What attracts anglers from all over the world to Kamloops? Maybe it’s the numerous lakes that surround Kamloops. Or maybe it’s the rich stock of trout in its lakes? Well, in this adventure, I’m about to find out first hand from author and renowned expert fishing guide, Brian Chan.
The first thing I learnt was that “fly” fishing actually uses real flies. As soon as I got into the boat, Brian talked about “collecting” insects to use as bait. We ended up using a light lure that resembled a fly. The fly is supposed to mimic the bugs that fish feed on in the water and on the surface of the water. There are many different types of baits that are made with natural or synthetic materials, usually feathers. If you want to save money, you can always make your own flies out of inexpensive materials.
I stood on the edge of the boat and let out 30 feet of line. I kept my thumb on top of the grip with my wrist facing down. Brian wanted me to imagine that I was standing on a clock and straight ahead is 9 o’clock and behind me is 3 o’clock. So when I snap, I should be snapping my rod in the 10 o’clock position and the 2 o’clock position. I repeated this several times and eventually got the hang of it.
I brought my forearm up while keeping the rod in a straight line. I stopped my arm when my rod was vertical in the air. I snapped my wrist back and forth, until there was a smooth rhythm for me. I realized that it was important for me to pause on the back cast, or else I might accidentally snag myself with the hook as it came forward. There was a fine balance of applying enough forward power in order to hit the target. Again, this motion is suppose to mimic the fly (or insect) moving on the water’s surface.

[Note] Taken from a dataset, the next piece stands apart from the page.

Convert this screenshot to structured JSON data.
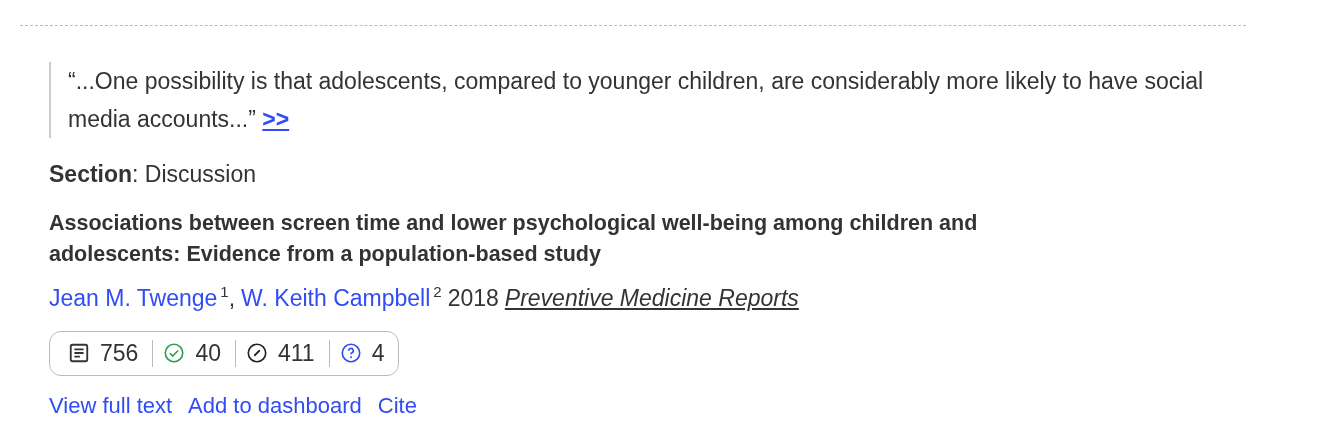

As I was sitting in the boat chatting with Brian, he noticed I had a bite, so I set the hook and started to reel in my treasure. There wasn’t much of a fight because it was a juvenile trout. Brian was surprised I was able to set the hook on such a little fish. I released the juvenile so he could live to be an adult. The next trout I caught was average size but I felt as though I wanted this adventure to be a “catch and release” day. So I let that one go as well. I love the sport of fishing especially when I could release the fish.
As a beginner, I appreciated Brian sharing his knowledge and experience humbly and willingly with me. I was lucky to have not only a fly-fishing guide but an expert, advocate, teacher, speaker, and writer. Here are some conversations I shared with Brian:
Q: Why do you love fishing?
A: Each time is different. I love the challenge of figuring out where the fish are and what they are feeding on. It’s investigative work. I enjoy being in the outdoors and especially the feeling I get when a fish pulls the line!
Q: Where is your favorite place to fish?
A: There are many places in the world. But if I had to choose one…it would be Kamloops. That’s one of the main reasons I moved out here. The lakes here are filled with a healthy stock of trout, and there are a lot of lakes to choose from. So fishing is abundant and rewarding.
Q: What is the biggest fish you’ve caught?
A: I hooked a Striped Marlin, when I was vacationing in the Sea of Cortez. The Marlin weighed around 145 pounds.
Fly-fishing, in my opinion, is probably the most challenging type of fishing due to the craft of casting. For a beginner like me, casting can be a bit tricky. But the best advice Brian gave to me was to have patience. That’s great advice for life as well. As with many things in life, it takes time to master something. It took Brian over 35 years of fly fishing experience to bring him to the level he is at. It involved many years of learning, making mistakes, discovering, and having patience. As with anything, determination and passion will reward you richly in the end. So stick with it, whatever it is that you’re pursuing.